on the forums sells these already made up if you don't feel you have the knowledge to do it yourself.
These supplies were never designed to be run in series. Here's a quote from someone who knows what he is talking about. Now we know much more about the internals of these supplies, the DC isolation method (see below) is preferable if you know what you are doing.
I must admit, I am more than a little concerned these days about folks connecting different power supplies in series without a full understanding of the dangers. High powered chargers demand more power, and to get it many people having heard of this practice are haphazardly connecting power supplies in configurations for which they were not designed for and have not been tested or CE certified.

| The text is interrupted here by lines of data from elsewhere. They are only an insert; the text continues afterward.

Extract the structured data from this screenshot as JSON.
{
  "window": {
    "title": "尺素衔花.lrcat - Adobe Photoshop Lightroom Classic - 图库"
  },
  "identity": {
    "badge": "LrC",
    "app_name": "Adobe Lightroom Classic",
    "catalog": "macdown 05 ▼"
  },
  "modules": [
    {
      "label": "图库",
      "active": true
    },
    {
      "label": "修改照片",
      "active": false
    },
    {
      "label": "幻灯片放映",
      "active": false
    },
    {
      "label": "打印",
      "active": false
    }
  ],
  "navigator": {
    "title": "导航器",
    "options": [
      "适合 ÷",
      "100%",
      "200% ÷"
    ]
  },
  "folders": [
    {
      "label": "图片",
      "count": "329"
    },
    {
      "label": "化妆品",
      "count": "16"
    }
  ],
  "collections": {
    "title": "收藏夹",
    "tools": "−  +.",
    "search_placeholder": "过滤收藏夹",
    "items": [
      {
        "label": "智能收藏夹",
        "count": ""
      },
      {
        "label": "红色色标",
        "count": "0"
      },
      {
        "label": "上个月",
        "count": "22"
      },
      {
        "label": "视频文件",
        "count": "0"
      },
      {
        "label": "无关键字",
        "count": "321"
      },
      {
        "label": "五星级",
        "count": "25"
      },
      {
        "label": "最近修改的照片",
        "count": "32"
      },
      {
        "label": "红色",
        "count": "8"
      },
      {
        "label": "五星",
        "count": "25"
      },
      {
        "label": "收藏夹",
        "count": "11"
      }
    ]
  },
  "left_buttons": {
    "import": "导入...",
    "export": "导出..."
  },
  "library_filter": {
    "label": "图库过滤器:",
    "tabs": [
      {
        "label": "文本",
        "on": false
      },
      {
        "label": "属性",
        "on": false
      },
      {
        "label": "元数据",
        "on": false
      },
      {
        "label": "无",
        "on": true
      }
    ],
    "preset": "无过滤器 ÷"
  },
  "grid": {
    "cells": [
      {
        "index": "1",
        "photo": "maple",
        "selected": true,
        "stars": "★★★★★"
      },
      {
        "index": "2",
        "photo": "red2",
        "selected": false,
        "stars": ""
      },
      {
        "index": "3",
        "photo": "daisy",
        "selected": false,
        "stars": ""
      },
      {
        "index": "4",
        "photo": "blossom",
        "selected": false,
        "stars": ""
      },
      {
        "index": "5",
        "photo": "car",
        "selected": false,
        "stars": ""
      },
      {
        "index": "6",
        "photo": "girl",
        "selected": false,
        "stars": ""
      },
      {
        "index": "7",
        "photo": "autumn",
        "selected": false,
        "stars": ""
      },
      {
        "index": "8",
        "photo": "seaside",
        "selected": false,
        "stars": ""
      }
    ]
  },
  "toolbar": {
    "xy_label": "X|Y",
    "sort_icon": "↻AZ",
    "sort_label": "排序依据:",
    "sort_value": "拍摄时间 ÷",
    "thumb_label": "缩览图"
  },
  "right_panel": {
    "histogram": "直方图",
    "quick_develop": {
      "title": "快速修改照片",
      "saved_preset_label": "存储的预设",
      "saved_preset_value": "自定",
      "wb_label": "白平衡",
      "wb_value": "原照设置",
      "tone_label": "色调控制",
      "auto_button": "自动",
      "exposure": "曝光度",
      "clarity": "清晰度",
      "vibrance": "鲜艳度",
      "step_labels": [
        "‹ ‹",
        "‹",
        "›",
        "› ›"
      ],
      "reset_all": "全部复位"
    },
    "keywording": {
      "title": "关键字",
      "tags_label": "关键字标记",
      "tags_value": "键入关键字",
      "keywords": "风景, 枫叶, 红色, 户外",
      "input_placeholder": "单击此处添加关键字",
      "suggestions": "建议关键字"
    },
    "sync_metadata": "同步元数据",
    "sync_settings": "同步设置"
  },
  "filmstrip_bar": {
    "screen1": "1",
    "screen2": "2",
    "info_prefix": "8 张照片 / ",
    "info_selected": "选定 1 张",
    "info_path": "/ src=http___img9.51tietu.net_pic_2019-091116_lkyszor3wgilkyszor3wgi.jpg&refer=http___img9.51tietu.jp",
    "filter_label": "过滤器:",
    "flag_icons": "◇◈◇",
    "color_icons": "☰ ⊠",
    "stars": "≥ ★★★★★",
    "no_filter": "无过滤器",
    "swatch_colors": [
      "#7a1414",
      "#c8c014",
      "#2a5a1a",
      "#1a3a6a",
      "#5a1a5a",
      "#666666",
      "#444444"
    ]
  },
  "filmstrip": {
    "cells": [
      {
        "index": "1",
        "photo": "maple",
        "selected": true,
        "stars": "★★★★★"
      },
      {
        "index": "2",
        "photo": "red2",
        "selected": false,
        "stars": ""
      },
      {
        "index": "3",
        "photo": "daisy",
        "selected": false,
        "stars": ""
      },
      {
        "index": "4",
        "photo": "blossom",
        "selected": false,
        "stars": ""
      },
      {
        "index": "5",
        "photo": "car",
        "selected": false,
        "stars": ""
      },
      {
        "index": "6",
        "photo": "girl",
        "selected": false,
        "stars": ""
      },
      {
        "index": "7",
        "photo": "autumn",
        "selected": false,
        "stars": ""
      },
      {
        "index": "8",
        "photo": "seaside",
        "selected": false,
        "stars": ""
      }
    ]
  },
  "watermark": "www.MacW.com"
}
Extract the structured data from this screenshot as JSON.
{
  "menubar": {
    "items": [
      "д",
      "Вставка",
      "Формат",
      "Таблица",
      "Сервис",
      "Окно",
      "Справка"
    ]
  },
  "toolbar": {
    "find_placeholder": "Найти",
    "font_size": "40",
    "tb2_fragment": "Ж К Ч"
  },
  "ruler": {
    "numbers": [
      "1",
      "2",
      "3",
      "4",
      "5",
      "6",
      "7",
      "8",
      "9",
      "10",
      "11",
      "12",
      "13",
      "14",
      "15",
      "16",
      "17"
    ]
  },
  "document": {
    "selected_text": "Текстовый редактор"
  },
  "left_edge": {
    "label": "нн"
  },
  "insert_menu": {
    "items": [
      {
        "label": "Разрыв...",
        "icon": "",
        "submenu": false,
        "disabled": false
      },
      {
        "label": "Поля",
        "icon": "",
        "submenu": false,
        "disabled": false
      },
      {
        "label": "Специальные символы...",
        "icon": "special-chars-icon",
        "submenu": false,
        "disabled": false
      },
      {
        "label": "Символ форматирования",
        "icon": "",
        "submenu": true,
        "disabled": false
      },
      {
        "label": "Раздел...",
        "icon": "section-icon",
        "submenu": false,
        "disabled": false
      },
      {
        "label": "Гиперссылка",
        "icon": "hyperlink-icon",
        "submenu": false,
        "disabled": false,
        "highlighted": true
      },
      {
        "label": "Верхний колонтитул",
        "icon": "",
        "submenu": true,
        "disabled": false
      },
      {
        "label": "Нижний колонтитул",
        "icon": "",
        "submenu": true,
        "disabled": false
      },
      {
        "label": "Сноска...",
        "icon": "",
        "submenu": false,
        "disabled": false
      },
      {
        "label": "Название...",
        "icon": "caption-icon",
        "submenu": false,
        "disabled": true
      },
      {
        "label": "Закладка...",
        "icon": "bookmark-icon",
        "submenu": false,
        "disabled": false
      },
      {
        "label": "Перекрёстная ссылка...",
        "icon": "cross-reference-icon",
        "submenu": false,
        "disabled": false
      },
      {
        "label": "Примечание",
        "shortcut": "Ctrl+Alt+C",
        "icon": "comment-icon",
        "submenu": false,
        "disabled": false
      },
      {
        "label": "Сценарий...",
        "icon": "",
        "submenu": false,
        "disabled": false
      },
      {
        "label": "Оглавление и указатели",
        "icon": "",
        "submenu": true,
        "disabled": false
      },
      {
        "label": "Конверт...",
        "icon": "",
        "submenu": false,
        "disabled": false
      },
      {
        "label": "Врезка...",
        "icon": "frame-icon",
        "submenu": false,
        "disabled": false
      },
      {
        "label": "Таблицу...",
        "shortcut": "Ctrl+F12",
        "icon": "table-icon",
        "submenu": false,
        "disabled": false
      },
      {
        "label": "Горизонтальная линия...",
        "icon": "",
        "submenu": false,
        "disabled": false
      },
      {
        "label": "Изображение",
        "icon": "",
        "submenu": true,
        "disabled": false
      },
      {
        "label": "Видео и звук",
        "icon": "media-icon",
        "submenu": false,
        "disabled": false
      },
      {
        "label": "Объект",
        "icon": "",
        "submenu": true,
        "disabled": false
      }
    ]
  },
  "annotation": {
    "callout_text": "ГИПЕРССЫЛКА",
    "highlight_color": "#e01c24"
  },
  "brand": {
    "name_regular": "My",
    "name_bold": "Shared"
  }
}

All we can do is fight the good fight and continue to educate people. Every week now I get a call or two with a story about series connecting two random, disparate power supplies in an attempt to get more power - with varying success. I sincerely hope the chances of disaster are infinitesimally small and that most all modern supplies have adequate protection built in to avoid anything catastrophic. My concern is for the people playing around modified industrial or hobby grade equipment who don't understand the physics involved and that their actions may be potentially dangerous.
10) Using two power supplies for higher voltage/capacity chargers: safety issues
See post 183 in particular for conclusions.
An alternative approach that is intrinsically safer
11) And here is discussion of an alternative approach which floats the OUTPUTS rather than modify the inputs.
It has developed into a nice solution with a kit of parts available to make a twin 24V 47A system. Thanks akshu
racerxky has photos of how to isolate the OUTPUT of my original HP PROLIANT DL580/ML570G3 (12V 1300Watt) supply in Post #2 above here:
Here's a thread on using two Dell PE6800 supplies - they are the JD200 model
This is an intrinsically safer solution but does require significant disassembly and work on the supply. You can use the opportunity to add a resistor to the fans though and quieten them down a bit!